The owner of a candy store noticed that one of his salesgirls would have customers lined up waiting for her even as his other girls stood by doing nothing. Perplexed by this, he went to the girl and asked for her secret. She answered, “The other girls scoop up more than the requested amount of candy and then start taking away. I scoop up less and then add to it.”
It’s all about perception, isn’t it? Those customers were perceiving themselves to be getting more candy from that salesgirl, even though they really weren’t. Of course, that’s the problem with perception: it usually bears little semblance to the truth.
We Christians must admit that the perception lost people have of us usually isn’t all that glowing. They perceive us to be hypocritical, judgmental, bigoted, closed-minded, ignorant, irrational, and angry. Admittedly, some Christians can rightly be classified under each of those adjectives. There are many Christians, however, who can’t, and these are the ones who can’t be so easily explained away by lost people.
A world traveler visited the land of what had once been a savage race of cannibals. Actually, the only reason the man could even visit the land was because Christian missionaries had previously blazed the trail, learned the language, and won many of those cannibals to Christ. As the traveler struck up a conversation with one of the natives, he couldn’t resist sharing his views on Christianity with the native. He said, “I myself have no use for the religion. I don’t believe the Bible to be anything other than a man-made book. I don’t believe that Jesus was God in the flesh. And I don’t believe that I will somehow be changed if I believe in Him as my Savior.” To that the native answered, “My friend, if Jesus does not change lives, you would be in a pot by now.”
Is that story real? I doubt it. But could it be? Absolutely! As 2 Corinthians 5:17 says:
Therefore, if anyone is in Christ, he is a new creation; old things have passed away; behold all things have become new.

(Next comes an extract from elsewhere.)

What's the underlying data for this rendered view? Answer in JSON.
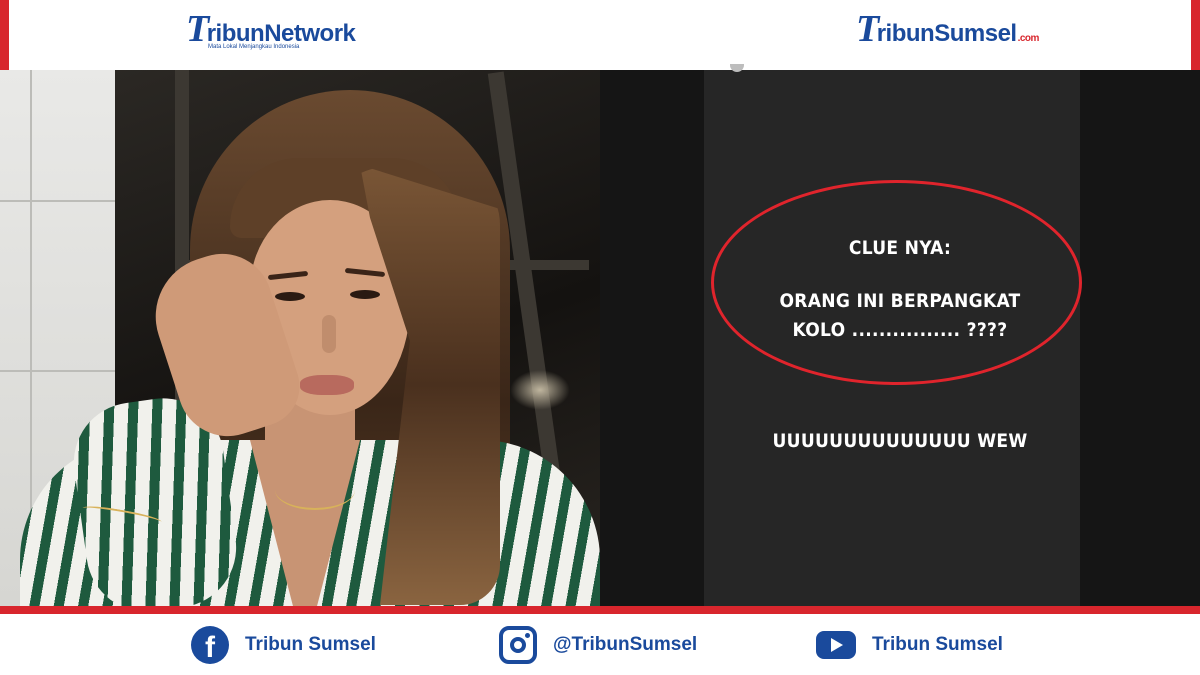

The test that we Christians must pass daily is that of making the reality of this change align with the world’s perception of us. Putting it another way, we’ve got to act “new.” If we continue to commit our same old sins and hold to our same old wrong attitudes, that will create a false perception of us. Lost people will look at us and think, “I guess that Jesus thing didn’t work out so well.” On the other hand, if we exhibit a genuine change from cannibalistic to cordial (to go back to my illustration), from hypocritical to holy, from angry to affable, from judgmental to just, etc., then they won’t be able to dismiss us so quickly. And that is why it is so important that we walk the walk in addition to talking the talk.